Said Thad Allen, the Coast Guard commander who has been overseeing the US government's response to BP's Deepwater Horizon disaster in the Gulf of Mexico, "[The corporations] are necessarily the modality by which this is going to be solved" (Newsweek, June 7/10). In less fancy words, "They got us into this mess so they'll have to get us out." Put differently, "They are the problem so they'll have to be the solution."

This explains why the US government was slow to respond to the Deepwater Horizon's oil spill. Notes Newsweek, "Such government passivity may sound laughable, or tragic, in light of recent developments, but it underscores an uncomfortable truth about government regulation in the modern age. The government is dependent on industry for essential know-how. Government officials usually lack the technical expertise to understand the intricacies of complex systems and high-tech engineering. That's true not just in oil and gas but in the airline industry as well."
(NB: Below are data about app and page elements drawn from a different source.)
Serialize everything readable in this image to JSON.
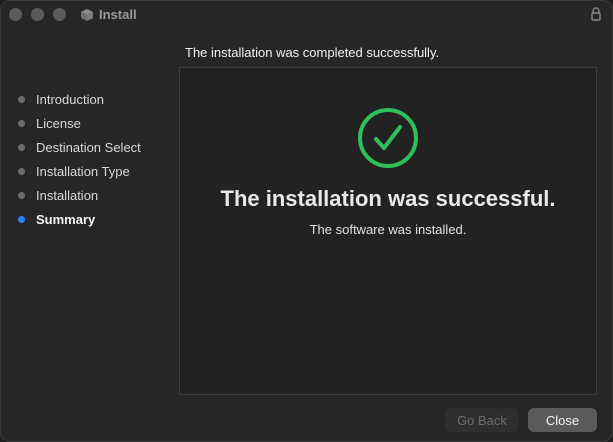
{
  "window": {
    "title": "Install",
    "icons": {
      "package": "package-icon",
      "lock": "lock-icon"
    }
  },
  "header": {
    "text": "The installation was completed successfully."
  },
  "sidebar": {
    "items": [
      {
        "label": "Introduction",
        "active": false
      },
      {
        "label": "License",
        "active": false
      },
      {
        "label": "Destination Select",
        "active": false
      },
      {
        "label": "Installation Type",
        "active": false
      },
      {
        "label": "Installation",
        "active": false
      },
      {
        "label": "Summary",
        "active": true
      }
    ]
  },
  "main": {
    "icon": "checkmark-circle-icon",
    "title": "The installation was successful.",
    "subtitle": "The software was installed."
  },
  "buttons": {
    "back_label": "Go Back",
    "close_label": "Close"
  },
  "colors": {
    "accent_active": "#2f7cf6",
    "success_green": "#2fbf58"
  }
}
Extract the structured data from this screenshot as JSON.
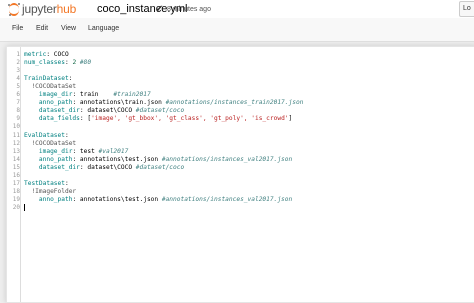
{
  "header": {
    "logo_text_a": "jupyter",
    "logo_text_b": "hub",
    "filename": "coco_instance.yml",
    "saved_check": "✔",
    "last_saved": "8 minutes ago",
    "login_label": "Lo"
  },
  "menu": {
    "items": [
      {
        "label": "File"
      },
      {
        "label": "Edit"
      },
      {
        "label": "View"
      },
      {
        "label": "Language"
      }
    ]
  },
  "editor": {
    "lines": [
      {
        "n": "1",
        "s1": "metric",
        "s2": ": COCO",
        "s3": "",
        "s4": ""
      },
      {
        "n": "2",
        "s1": "num_classes",
        "s2": ": ",
        "s3": "2",
        "s4": " #80"
      },
      {
        "n": "3",
        "s1": "",
        "s2": "",
        "s3": "",
        "s4": ""
      },
      {
        "n": "4",
        "s1": "TrainDataset",
        "s2": ":",
        "s3": "",
        "s4": ""
      },
      {
        "n": "5",
        "s1": "",
        "s2": "  !COCODataSet",
        "s3": "",
        "s4": ""
      },
      {
        "n": "6",
        "s1": "    image_dir",
        "s2": ": train    ",
        "s3": "",
        "s4": "#train2017"
      },
      {
        "n": "7",
        "s1": "    anno_path",
        "s2": ": annotations\\train.json ",
        "s3": "",
        "s4": "#annotations/instances_train2017.json"
      },
      {
        "n": "8",
        "s1": "    dataset_dir",
        "s2": ": dataset\\COCO ",
        "s3": "",
        "s4": "#dataset/coco"
      },
      {
        "n": "9",
        "s1": "    data_fields",
        "s2": ": [",
        "s3": "'image', 'gt_bbox', 'gt_class', 'gt_poly', 'is_crowd'",
        "s4": "]"
      },
      {
        "n": "10",
        "s1": "",
        "s2": "",
        "s3": "",
        "s4": ""
      },
      {
        "n": "11",
        "s1": "EvalDataset",
        "s2": ":",
        "s3": "",
        "s4": ""
      },
      {
        "n": "12",
        "s1": "",
        "s2": "  !COCODataSet",
        "s3": "",
        "s4": ""
      },
      {
        "n": "13",
        "s1": "    image_dir",
        "s2": ": test ",
        "s3": "",
        "s4": "#val2017"
      },
      {
        "n": "14",
        "s1": "    anno_path",
        "s2": ": annotations\\test.json ",
        "s3": "",
        "s4": "#annotations/instances_val2017.json"
      },
      {
        "n": "15",
        "s1": "    dataset_dir",
        "s2": ": dataset\\COCO ",
        "s3": "",
        "s4": "#dataset/coco"
      },
      {
        "n": "16",
        "s1": "",
        "s2": "",
        "s3": "",
        "s4": ""
      },
      {
        "n": "17",
        "s1": "TestDataset",
        "s2": ":",
        "s3": "",
        "s4": ""
      },
      {
        "n": "18",
        "s1": "",
        "s2": "  !ImageFolder",
        "s3": "",
        "s4": ""
      },
      {
        "n": "19",
        "s1": "    anno_path",
        "s2": ": annotations\\test.json ",
        "s3": "",
        "s4": "#annotations/instances_val2017.json"
      },
      {
        "n": "20",
        "s1": "",
        "s2": "",
        "s3": "",
        "s4": ""
      }
    ]
  },
  "colors": {
    "brand_orange": "#f37726",
    "yaml_key": "#008080",
    "yaml_comment": "#408080",
    "yaml_string": "#ba2121",
    "yaml_number": "#116644"
  },
  "icons": [
    "jupyter-logo-icon",
    "saved-check-icon"
  ]
}
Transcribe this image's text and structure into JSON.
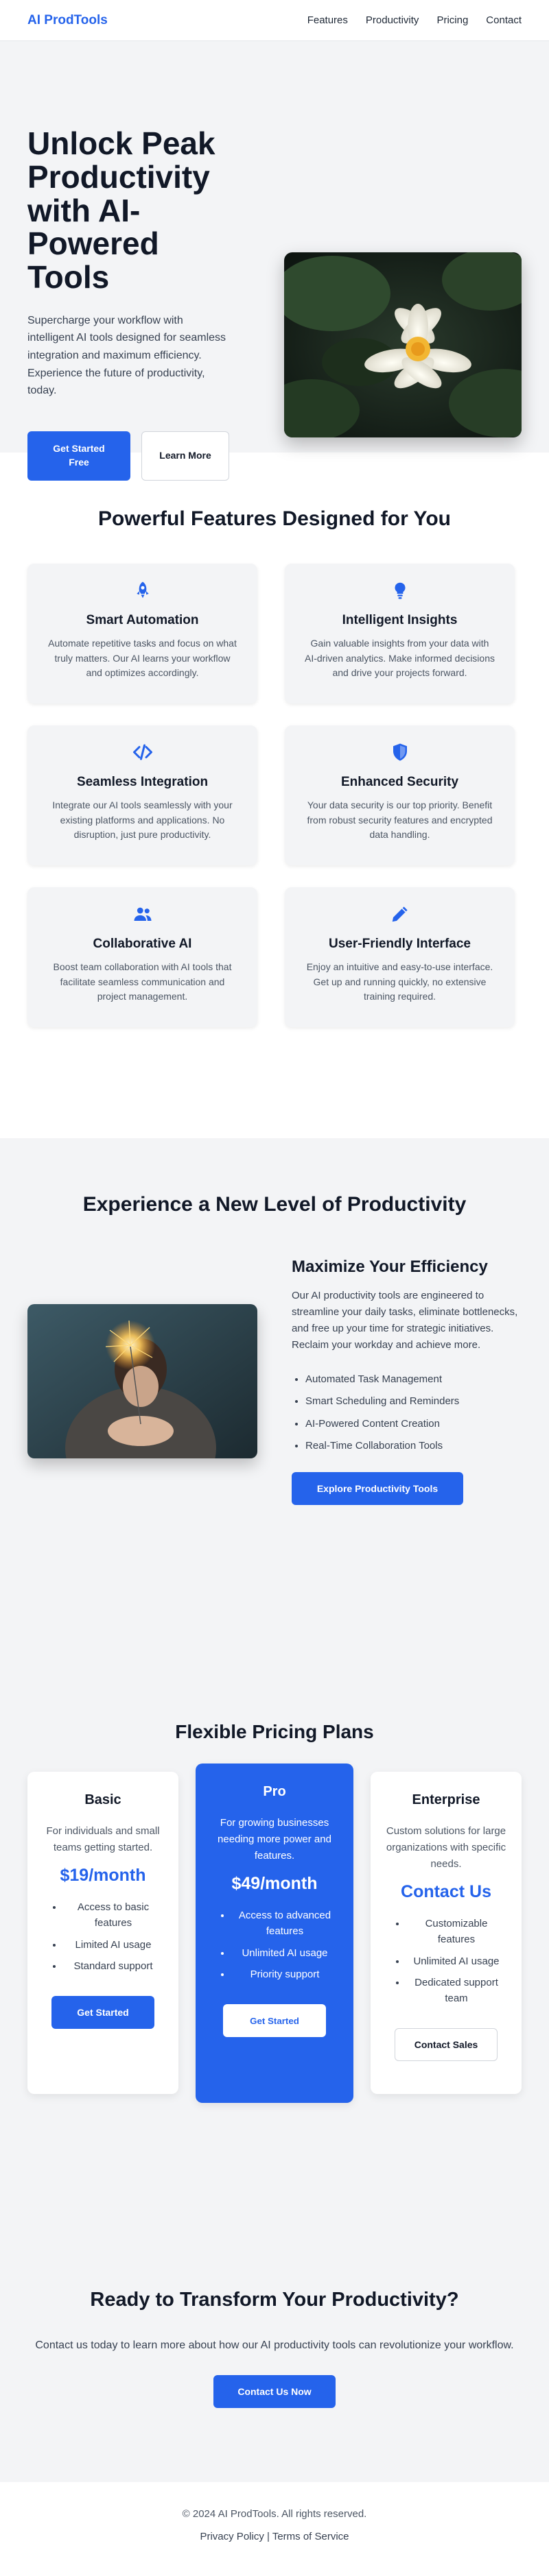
{
  "header": {
    "logo": "AI ProdTools",
    "nav": [
      "Features",
      "Productivity",
      "Pricing",
      "Contact"
    ]
  },
  "hero": {
    "title": "Unlock Peak Productivity with AI-Powered Tools",
    "subtitle": "Supercharge your workflow with intelligent AI tools designed for seamless integration and maximum efficiency. Experience the future of productivity, today.",
    "primary_button": "Get Started Free",
    "secondary_button": "Learn More"
  },
  "features": {
    "title": "Powerful Features Designed for You",
    "items": [
      {
        "icon": "rocket-icon",
        "title": "Smart Automation",
        "desc": "Automate repetitive tasks and focus on what truly matters. Our AI learns your workflow and optimizes accordingly."
      },
      {
        "icon": "lightbulb-icon",
        "title": "Intelligent Insights",
        "desc": "Gain valuable insights from your data with AI-driven analytics. Make informed decisions and drive your projects forward."
      },
      {
        "icon": "code-icon",
        "title": "Seamless Integration",
        "desc": "Integrate our AI tools seamlessly with your existing platforms and applications. No disruption, just pure productivity."
      },
      {
        "icon": "shield-icon",
        "title": "Enhanced Security",
        "desc": "Your data security is our top priority. Benefit from robust security features and encrypted data handling."
      },
      {
        "icon": "users-icon",
        "title": "Collaborative AI",
        "desc": "Boost team collaboration with AI tools that facilitate seamless communication and project management."
      },
      {
        "icon": "pencil-icon",
        "title": "User-Friendly Interface",
        "desc": "Enjoy an intuitive and easy-to-use interface. Get up and running quickly, no extensive training required."
      }
    ]
  },
  "productivity": {
    "title": "Experience a New Level of Productivity",
    "subtitle": "Maximize Your Efficiency",
    "text": "Our AI productivity tools are engineered to streamline your daily tasks, eliminate bottlenecks, and free up your time for strategic initiatives. Reclaim your workday and achieve more.",
    "list": [
      "Automated Task Management",
      "Smart Scheduling and Reminders",
      "AI-Powered Content Creation",
      "Real-Time Collaboration Tools"
    ],
    "button": "Explore Productivity Tools"
  },
  "pricing": {
    "title": "Flexible Pricing Plans",
    "plans": [
      {
        "name": "Basic",
        "desc": "For individuals and small teams getting started.",
        "price": "$19/month",
        "features": [
          "Access to basic features",
          "Limited AI usage",
          "Standard support"
        ],
        "button": "Get Started"
      },
      {
        "name": "Pro",
        "desc": "For growing businesses needing more power and features.",
        "price": "$49/month",
        "features": [
          "Access to advanced features",
          "Unlimited AI usage",
          "Priority support"
        ],
        "button": "Get Started"
      },
      {
        "name": "Enterprise",
        "desc": "Custom solutions for large organizations with specific needs.",
        "price": "Contact Us",
        "features": [
          "Customizable features",
          "Unlimited AI usage",
          "Dedicated support team"
        ],
        "button": "Contact Sales"
      }
    ]
  },
  "cta": {
    "title": "Ready to Transform Your Productivity?",
    "text": "Contact us today to learn more about how our AI productivity tools can revolutionize your workflow.",
    "button": "Contact Us Now"
  },
  "footer": {
    "copyright": "© 2024 AI ProdTools. All rights reserved.",
    "privacy": "Privacy Policy",
    "separator": "|",
    "terms": "Terms of Service"
  },
  "colors": {
    "accent": "#2563eb",
    "section_bg": "#f3f4f6",
    "heading": "#111827"
  }
}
The same applies to the "arcane financial instruments" used in the financial world ‹ in some instances, those engaged in the transactions don't even understand the technicalities. "High frequency traders may have become the new villains of finance. But their computer-driven methods, which now account for upwards of 70 percent of all US equity volume, aren't going away. To a large degree, fundamental investment strategies – ie. buying and selling stocks based on a company's performance – have taken a back seat to algorithms hunting for inefficiencies. And the practice is beginning to spread from the US stock market into new areas (Europe, Canada, Brazil, India) and asset classes (bonds, futures, currencies). ...And every day, things are getting faster. Four years ago, executing a trade in a millisecond (one thousandth of a second) was considered fast; now the top firms are trading in microseconds. That's one millionth of a second." (Ibid).

We only have to glimpse the social havoc caused by the near global financial collapse in 2008 to realize that wealth can be considered communal property. So, too, is the planet's environment. Its oceans, lands and skies are the collective commons owned by everyone and everything in the world. What are we doing by transferring the right-of-use to corporations? This is a question asked by former SFU professor Robin Matthews (Island Tides, June 10/10). "Privatization is nearly always theft. If utilities are not profitable, why would corporations want them. If profitable, why should not that profit be for the public good? ...The balance between private and public wealth is breaking down," he said. The role of "government [is] increasingly becoming that of ensuring that private corporations operate without hindrance."

This issue is becoming one of the major political and environmental dilemmas of our time. It underlies the controversy about open net-pen salmon farming on BC's coast, the Northern Gateway pipeline project from the Alberta tar sands to Kitimat, and the subsequent oil-bearing tankers that will ply our marine waters. It relates to our forest industry, run-of-river hydro projects, parks and energy production. If, as Professor Matthews declares, "The primary citizens of the 'free market' system are now corporations," what are we to do?